The Zimbabwe Stock Exchange (ZSE) is unlikely to stage a recovery, after an 18% year-to-date plunge, before a shift in the political cycle kick-starts economic growth and market activity, say analysts.
According to data from the exchange, turnover of trades on the bourse totalled $153.66 million between January and July compared with $252.97 million within the same period last year.
“This fate hasn’t just affected Zimbabwe and we are seeing liquidity in bourses across the region fall, given the macroeconomic context,” says Jared Coetzer, institutional sales, pan-African equities at African Alliance.

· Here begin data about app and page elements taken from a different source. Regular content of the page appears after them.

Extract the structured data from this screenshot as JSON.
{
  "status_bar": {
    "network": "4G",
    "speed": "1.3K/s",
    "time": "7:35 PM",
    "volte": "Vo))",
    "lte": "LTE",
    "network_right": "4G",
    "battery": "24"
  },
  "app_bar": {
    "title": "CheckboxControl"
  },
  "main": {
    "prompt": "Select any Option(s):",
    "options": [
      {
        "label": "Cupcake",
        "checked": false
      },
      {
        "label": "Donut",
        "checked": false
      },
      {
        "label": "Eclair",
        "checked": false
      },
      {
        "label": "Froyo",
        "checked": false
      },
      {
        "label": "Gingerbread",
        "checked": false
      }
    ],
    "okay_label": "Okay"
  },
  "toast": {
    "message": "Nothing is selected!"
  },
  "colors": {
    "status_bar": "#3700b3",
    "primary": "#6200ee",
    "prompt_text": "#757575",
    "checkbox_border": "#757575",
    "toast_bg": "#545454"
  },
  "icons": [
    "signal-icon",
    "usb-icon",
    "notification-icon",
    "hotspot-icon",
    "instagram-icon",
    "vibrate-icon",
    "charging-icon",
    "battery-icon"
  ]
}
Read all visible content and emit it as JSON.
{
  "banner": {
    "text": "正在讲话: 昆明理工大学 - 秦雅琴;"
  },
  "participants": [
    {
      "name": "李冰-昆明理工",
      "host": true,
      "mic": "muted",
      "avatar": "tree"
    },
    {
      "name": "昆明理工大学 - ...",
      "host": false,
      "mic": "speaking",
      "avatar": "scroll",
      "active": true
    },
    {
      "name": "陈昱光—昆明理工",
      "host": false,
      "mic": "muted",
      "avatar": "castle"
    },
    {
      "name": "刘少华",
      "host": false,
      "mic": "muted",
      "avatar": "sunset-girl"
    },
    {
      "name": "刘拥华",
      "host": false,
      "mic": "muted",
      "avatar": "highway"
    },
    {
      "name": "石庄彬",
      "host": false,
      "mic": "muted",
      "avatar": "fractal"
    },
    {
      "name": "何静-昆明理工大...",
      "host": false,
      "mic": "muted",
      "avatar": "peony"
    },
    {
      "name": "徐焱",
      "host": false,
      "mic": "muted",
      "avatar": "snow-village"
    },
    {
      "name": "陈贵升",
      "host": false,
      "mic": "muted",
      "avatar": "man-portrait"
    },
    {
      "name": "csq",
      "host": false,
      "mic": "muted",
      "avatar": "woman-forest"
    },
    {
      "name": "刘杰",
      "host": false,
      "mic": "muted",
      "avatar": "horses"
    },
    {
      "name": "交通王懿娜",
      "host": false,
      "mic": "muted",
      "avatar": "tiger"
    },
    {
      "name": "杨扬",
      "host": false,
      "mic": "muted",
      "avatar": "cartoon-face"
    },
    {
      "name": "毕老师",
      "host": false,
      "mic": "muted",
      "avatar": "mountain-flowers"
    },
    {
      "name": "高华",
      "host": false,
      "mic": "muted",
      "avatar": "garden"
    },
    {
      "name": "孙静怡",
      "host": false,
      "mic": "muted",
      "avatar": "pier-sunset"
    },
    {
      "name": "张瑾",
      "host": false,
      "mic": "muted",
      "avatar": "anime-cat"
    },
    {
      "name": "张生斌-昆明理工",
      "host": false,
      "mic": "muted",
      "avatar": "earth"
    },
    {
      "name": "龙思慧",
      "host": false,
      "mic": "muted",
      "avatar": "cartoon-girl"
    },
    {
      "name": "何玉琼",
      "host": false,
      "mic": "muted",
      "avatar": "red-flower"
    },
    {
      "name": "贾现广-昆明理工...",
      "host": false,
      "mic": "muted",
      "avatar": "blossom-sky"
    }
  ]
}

“What is happening on the ZSE is a slightly delayed manifestation of what has been happening in the country and in the region more broadly, but until we see an inflow of dollars into the country, liquidity will be severely constrained.”
As of Wednesday, market capitalization for the Zimbabwean bourse fell 18% to $3.8 billion, down from $4.72 billion in January. In Nigeria, market capitalization for the exchange also decreased by 16.5% in dollar terms. In Kenya, the drop was 19% in dollar terms within the same period.
|Investors are keeping well away from picking up any stock. |
The situation isn’t looking good
Jared Coetzer, African Alliance
Slow economic growth, subdued domestic demand combined with the collapse in commodity prices and pressure on African currencies across the board have seen international investors firmly risk-off when it comes to African markets.
In Zimbabwe, which has surprisingly one of the more liquid markets in the region, the political landscape has reinforced negative sentiment towards the country and resulted in lacklustre activity on the bourse.
After the re-election of president Robert Mugabe after a disputed election in 2013, Zimbabwe’s economy has continued to struggle. Poverty and unemployment in the country are at pandemic levels and the drive towards indigenization of national industries and disputes over landownership has stunted economic growth.
According to data compiled by the African Development Bank, GDP growth has decelerated from 10.6% in 2012 to 4.5% in 2013 and 3.1% in 2014.
Stocks listed on Zimbabwe’s bourse have suffered. Telecommunications company Econet Zimbabwe has seen shares fall 45% year-to-date to 33 cents. Delta, Zimbabwe’s leading beer and soft drink company, has seen shares collapse 21% year-to-date to 99 cents.
“I don’t see any catalysts on the horizon that are going to kick-start activity on the exchange any time soon,” says Coetzer. "And even though valuations are cheap, and many of these companies are characterized by good management, investors are keeping well away from picking up any stock. The situation isn’t looking good.
“One thing investors will be waiting for is more clarity in terms of regulation in the banking and capital markets sectors. I don’t think we will see any major change in government policy until the 2018 elections. Until there is clarity on land ownership and indigenization, things will remain negative and we will unlikely see a return in foreign investment to the listed equity space.”
Zimbabwe’s exchange, which has used a paper-based trading platform since its beginnings in 1896, finally moved over to online trading earlier this month. ZSE was one of the few remaining stock exchanges in the world trading manually when management launched the automated trading system on July 6.